What you need to do » Omit the images and retype the records verbatim.

Page and application data records:
•••

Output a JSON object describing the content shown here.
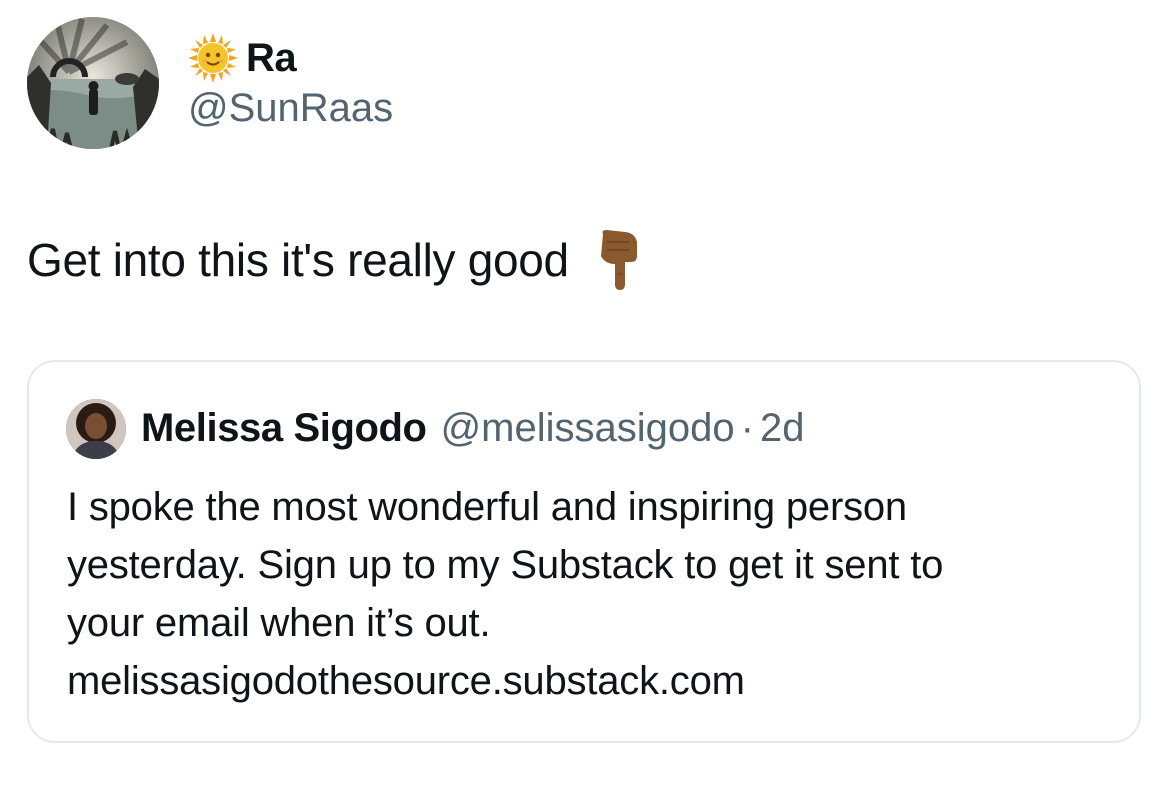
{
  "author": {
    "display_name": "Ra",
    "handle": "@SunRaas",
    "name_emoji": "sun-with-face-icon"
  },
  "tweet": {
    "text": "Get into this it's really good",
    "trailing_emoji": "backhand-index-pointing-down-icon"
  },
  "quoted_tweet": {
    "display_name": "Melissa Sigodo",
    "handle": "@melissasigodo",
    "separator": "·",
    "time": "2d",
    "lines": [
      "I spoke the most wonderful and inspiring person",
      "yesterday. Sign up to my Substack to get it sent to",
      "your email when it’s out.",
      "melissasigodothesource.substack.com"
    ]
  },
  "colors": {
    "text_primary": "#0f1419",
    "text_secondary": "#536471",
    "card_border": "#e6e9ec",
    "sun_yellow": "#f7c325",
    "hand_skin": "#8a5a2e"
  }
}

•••

Solution »
Output a JSON object describing the content shown here.
{
  "author": {
    "display_name": "Ra",
    "handle": "@SunRaas",
    "name_emoji": "sun-with-face-icon"
  },
  "tweet": {
    "text": "Get into this it's really good",
    "trailing_emoji": "backhand-index-pointing-down-icon"
  },
  "quoted_tweet": {
    "display_name": "Melissa Sigodo",
    "handle": "@melissasigodo",
    "separator": "·",
    "time": "2d",
    "lines": [
      "I spoke the most wonderful and inspiring person",
      "yesterday. Sign up to my Substack to get it sent to",
      "your email when it’s out.",
      "melissasigodothesource.substack.com"
    ]
  },
  "colors": {
    "text_primary": "#0f1419",
    "text_secondary": "#536471",
    "card_border": "#e6e9ec",
    "sun_yellow": "#f7c325",
    "hand_skin": "#8a5a2e"
  }
}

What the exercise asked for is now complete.